* EXERCISE INSTRUCTIONS *
Return all the lines below exactly. Any picture among them is omitted.

[Dataset rows for apps and sites]
Segment Open

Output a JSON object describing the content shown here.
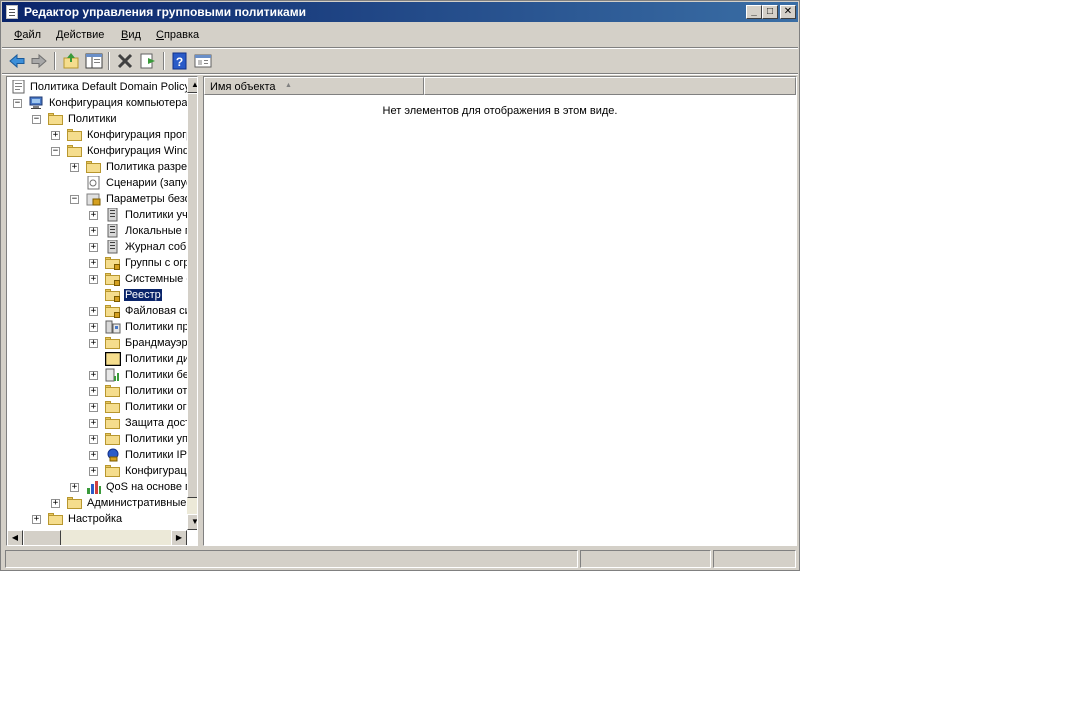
{
  "window": {
    "title": "Редактор управления групповыми политиками"
  },
  "window_buttons": {
    "minimize": "_",
    "maximize": "□",
    "close": "✕"
  },
  "menu": [
    {
      "underline": "Ф",
      "rest": "айл"
    },
    {
      "underline": "Д",
      "rest": "ействие"
    },
    {
      "underline": "В",
      "rest": "ид"
    },
    {
      "underline": "С",
      "rest": "правка"
    }
  ],
  "toolbar": [
    "back-icon",
    "forward-icon",
    "up-folder-icon",
    "show-hide-tree-icon",
    "delete-icon",
    "export-list-icon",
    "help-icon",
    "properties-icon"
  ],
  "tree": {
    "items": [
      {
        "label": "Политика Default Domain Policy",
        "icon": "policy-doc-icon"
      },
      {
        "label": "Конфигурация компьютера",
        "icon": "computer-icon"
      },
      {
        "label": "Политики",
        "icon": "folder-icon"
      },
      {
        "label": "Конфигурация программ",
        "icon": "folder-icon"
      },
      {
        "label": "Конфигурация Windows",
        "icon": "folder-icon"
      },
      {
        "label": "Политика разрешения имен",
        "icon": "folder-icon"
      },
      {
        "label": "Сценарии (запуск/завершение)",
        "icon": "script-icon"
      },
      {
        "label": "Параметры безопасности",
        "icon": "security-icon"
      },
      {
        "label": "Политики учетных записей",
        "icon": "server-icon"
      },
      {
        "label": "Локальные политики",
        "icon": "server-icon"
      },
      {
        "label": "Журнал событий",
        "icon": "server-icon"
      },
      {
        "label": "Группы с ограниченным доступом",
        "icon": "locked-folder-icon"
      },
      {
        "label": "Системные службы",
        "icon": "locked-folder-icon"
      },
      {
        "label": "Реестр",
        "icon": "locked-folder-icon"
      },
      {
        "label": "Файловая система",
        "icon": "locked-folder-icon"
      },
      {
        "label": "Политики проводной сети",
        "icon": "network-icon"
      },
      {
        "label": "Брандмауэр Windows",
        "icon": "folder-icon"
      },
      {
        "label": "Политики диспетчера списка сетей",
        "icon": "folder-icon"
      },
      {
        "label": "Политики беспроводной сети",
        "icon": "chart-icon"
      },
      {
        "label": "Политики открытого ключа",
        "icon": "folder-icon"
      },
      {
        "label": "Политики ограниченного использования программ",
        "icon": "folder-icon"
      },
      {
        "label": "Защита доступа к сети",
        "icon": "folder-icon"
      },
      {
        "label": "Политики управления приложениями",
        "icon": "folder-icon"
      },
      {
        "label": "Политики IP-безопасности",
        "icon": "ip-security-icon"
      },
      {
        "label": "Конфигурация расширенной политики аудита",
        "icon": "folder-icon"
      },
      {
        "label": "QoS на основе политики",
        "icon": "qos-chart-icon"
      },
      {
        "label": "Административные шаблоны",
        "icon": "folder-icon"
      },
      {
        "label": "Настройка",
        "icon": "folder-icon"
      }
    ]
  },
  "list": {
    "column1": "Имя объекта",
    "sort_indicator": "▲",
    "empty_message": "Нет элементов для отображения в этом виде."
  },
  "scroll": {
    "up": "▲",
    "down": "▼",
    "left": "◀",
    "right": "▶"
  }
}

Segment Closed

* TASK RESULT *
Output a JSON object describing the content shown here.
{
  "window": {
    "title": "Редактор управления групповыми политиками"
  },
  "window_buttons": {
    "minimize": "_",
    "maximize": "□",
    "close": "✕"
  },
  "menu": [
    {
      "underline": "Ф",
      "rest": "айл"
    },
    {
      "underline": "Д",
      "rest": "ействие"
    },
    {
      "underline": "В",
      "rest": "ид"
    },
    {
      "underline": "С",
      "rest": "правка"
    }
  ],
  "toolbar": [
    "back-icon",
    "forward-icon",
    "up-folder-icon",
    "show-hide-tree-icon",
    "delete-icon",
    "export-list-icon",
    "help-icon",
    "properties-icon"
  ],
  "tree": {
    "items": [
      {
        "label": "Политика Default Domain Policy",
        "icon": "policy-doc-icon"
      },
      {
        "label": "Конфигурация компьютера",
        "icon": "computer-icon"
      },
      {
        "label": "Политики",
        "icon": "folder-icon"
      },
      {
        "label": "Конфигурация программ",
        "icon": "folder-icon"
      },
      {
        "label": "Конфигурация Windows",
        "icon": "folder-icon"
      },
      {
        "label": "Политика разрешения имен",
        "icon": "folder-icon"
      },
      {
        "label": "Сценарии (запуск/завершение)",
        "icon": "script-icon"
      },
      {
        "label": "Параметры безопасности",
        "icon": "security-icon"
      },
      {
        "label": "Политики учетных записей",
        "icon": "server-icon"
      },
      {
        "label": "Локальные политики",
        "icon": "server-icon"
      },
      {
        "label": "Журнал событий",
        "icon": "server-icon"
      },
      {
        "label": "Группы с ограниченным доступом",
        "icon": "locked-folder-icon"
      },
      {
        "label": "Системные службы",
        "icon": "locked-folder-icon"
      },
      {
        "label": "Реестр",
        "icon": "locked-folder-icon"
      },
      {
        "label": "Файловая система",
        "icon": "locked-folder-icon"
      },
      {
        "label": "Политики проводной сети",
        "icon": "network-icon"
      },
      {
        "label": "Брандмауэр Windows",
        "icon": "folder-icon"
      },
      {
        "label": "Политики диспетчера списка сетей",
        "icon": "folder-icon"
      },
      {
        "label": "Политики беспроводной сети",
        "icon": "chart-icon"
      },
      {
        "label": "Политики открытого ключа",
        "icon": "folder-icon"
      },
      {
        "label": "Политики ограниченного использования программ",
        "icon": "folder-icon"
      },
      {
        "label": "Защита доступа к сети",
        "icon": "folder-icon"
      },
      {
        "label": "Политики управления приложениями",
        "icon": "folder-icon"
      },
      {
        "label": "Политики IP-безопасности",
        "icon": "ip-security-icon"
      },
      {
        "label": "Конфигурация расширенной политики аудита",
        "icon": "folder-icon"
      },
      {
        "label": "QoS на основе политики",
        "icon": "qos-chart-icon"
      },
      {
        "label": "Административные шаблоны",
        "icon": "folder-icon"
      },
      {
        "label": "Настройка",
        "icon": "folder-icon"
      }
    ]
  },
  "list": {
    "column1": "Имя объекта",
    "sort_indicator": "▲",
    "empty_message": "Нет элементов для отображения в этом виде."
  },
  "scroll": {
    "up": "▲",
    "down": "▼",
    "left": "◀",
    "right": "▶"
  }
}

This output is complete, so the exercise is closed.